● Task to complete:
Pick each line that has "icon" out of the records.

Task material below:

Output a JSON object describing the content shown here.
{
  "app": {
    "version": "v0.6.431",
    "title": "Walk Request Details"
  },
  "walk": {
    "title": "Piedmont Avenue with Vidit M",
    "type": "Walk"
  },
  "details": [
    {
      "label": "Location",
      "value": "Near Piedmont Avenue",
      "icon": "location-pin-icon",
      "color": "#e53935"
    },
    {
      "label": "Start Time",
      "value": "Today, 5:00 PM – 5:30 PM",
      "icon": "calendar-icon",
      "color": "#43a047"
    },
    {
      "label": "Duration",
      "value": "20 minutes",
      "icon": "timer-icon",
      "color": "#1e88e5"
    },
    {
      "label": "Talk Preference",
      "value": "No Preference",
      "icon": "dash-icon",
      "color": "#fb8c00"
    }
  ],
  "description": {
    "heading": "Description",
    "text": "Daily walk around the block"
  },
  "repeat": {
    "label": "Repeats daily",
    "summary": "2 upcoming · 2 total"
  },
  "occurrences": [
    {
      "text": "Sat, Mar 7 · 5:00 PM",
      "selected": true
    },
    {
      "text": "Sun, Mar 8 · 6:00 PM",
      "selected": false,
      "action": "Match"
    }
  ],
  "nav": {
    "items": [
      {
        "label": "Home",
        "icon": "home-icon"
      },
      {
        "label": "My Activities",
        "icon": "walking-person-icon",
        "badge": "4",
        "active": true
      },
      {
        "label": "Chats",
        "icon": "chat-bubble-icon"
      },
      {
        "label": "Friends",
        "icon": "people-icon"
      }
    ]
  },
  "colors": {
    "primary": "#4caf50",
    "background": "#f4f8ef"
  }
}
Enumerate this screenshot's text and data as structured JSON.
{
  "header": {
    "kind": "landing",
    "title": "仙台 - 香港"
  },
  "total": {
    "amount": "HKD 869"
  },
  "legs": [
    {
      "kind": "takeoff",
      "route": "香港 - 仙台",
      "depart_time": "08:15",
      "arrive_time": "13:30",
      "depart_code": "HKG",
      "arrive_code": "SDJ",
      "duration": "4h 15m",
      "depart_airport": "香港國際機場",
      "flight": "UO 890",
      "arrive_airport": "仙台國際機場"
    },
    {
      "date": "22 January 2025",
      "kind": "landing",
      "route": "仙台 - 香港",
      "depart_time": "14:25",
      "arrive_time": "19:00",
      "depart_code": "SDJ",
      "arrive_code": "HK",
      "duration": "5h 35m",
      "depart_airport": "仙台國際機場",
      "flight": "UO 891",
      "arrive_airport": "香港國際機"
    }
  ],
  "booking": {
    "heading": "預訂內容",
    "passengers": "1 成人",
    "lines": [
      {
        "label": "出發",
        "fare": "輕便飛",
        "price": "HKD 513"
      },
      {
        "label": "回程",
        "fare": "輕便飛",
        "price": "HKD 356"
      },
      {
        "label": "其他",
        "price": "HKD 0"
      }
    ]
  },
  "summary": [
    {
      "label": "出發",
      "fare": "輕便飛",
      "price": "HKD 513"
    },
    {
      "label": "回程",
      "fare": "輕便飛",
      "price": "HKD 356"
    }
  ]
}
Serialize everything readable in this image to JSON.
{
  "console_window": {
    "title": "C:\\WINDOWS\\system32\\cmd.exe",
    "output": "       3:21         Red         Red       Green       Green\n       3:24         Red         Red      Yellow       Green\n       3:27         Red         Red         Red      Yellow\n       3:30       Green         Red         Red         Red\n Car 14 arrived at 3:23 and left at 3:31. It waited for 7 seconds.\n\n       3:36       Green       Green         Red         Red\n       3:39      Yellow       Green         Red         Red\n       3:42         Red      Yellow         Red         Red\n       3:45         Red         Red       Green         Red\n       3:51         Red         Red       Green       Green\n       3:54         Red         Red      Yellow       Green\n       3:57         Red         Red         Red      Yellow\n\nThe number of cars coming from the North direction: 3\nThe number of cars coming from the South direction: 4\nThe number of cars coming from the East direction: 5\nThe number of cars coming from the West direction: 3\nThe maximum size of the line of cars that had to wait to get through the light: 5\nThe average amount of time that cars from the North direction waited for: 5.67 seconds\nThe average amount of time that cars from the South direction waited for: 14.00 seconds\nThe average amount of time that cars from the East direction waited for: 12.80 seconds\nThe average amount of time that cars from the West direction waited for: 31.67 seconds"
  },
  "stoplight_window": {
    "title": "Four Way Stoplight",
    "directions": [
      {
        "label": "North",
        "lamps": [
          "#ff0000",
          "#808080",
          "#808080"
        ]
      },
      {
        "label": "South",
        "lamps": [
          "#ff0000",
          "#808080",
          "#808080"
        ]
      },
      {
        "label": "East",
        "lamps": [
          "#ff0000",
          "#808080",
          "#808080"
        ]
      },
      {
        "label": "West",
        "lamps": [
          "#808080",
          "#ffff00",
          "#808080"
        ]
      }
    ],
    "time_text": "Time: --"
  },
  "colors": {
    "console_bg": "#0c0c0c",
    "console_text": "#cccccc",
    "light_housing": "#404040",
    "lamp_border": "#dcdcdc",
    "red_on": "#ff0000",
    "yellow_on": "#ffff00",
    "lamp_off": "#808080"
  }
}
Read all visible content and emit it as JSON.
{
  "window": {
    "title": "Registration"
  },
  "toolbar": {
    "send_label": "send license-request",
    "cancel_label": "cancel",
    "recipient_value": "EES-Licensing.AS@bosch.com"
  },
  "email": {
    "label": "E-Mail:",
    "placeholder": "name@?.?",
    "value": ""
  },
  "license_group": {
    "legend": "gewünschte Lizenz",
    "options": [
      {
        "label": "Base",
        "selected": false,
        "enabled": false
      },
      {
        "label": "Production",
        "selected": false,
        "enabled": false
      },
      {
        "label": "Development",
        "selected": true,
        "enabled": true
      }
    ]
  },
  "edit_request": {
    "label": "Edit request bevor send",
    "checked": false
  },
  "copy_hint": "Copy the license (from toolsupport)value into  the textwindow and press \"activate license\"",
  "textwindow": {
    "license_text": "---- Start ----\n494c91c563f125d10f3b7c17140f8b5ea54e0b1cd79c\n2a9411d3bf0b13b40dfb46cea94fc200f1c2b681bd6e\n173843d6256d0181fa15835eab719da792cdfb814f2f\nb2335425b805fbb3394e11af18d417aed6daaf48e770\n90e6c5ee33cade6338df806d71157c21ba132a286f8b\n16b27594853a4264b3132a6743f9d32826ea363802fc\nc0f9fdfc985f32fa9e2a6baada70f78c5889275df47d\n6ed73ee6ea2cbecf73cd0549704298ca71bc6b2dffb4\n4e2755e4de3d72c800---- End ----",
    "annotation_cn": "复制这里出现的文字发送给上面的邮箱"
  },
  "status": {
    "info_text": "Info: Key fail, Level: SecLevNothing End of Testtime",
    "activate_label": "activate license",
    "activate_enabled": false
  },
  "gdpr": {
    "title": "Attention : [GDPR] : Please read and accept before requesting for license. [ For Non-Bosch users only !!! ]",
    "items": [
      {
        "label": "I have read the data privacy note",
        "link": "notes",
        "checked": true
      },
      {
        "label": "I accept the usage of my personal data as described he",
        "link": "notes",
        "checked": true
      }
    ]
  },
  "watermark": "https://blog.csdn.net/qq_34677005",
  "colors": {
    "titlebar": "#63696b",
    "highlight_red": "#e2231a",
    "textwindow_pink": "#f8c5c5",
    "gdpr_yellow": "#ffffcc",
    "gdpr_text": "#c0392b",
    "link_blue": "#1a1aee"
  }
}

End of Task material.

● Exercise response:
      "icon": "location-pin-icon",
      "icon": "calendar-icon",
      "icon": "timer-icon",
      "icon": "dash-icon",
        "icon": "home-icon"
        "icon": "walking-person-icon",
        "icon": "chat-bubble-icon"
        "icon": "people-icon"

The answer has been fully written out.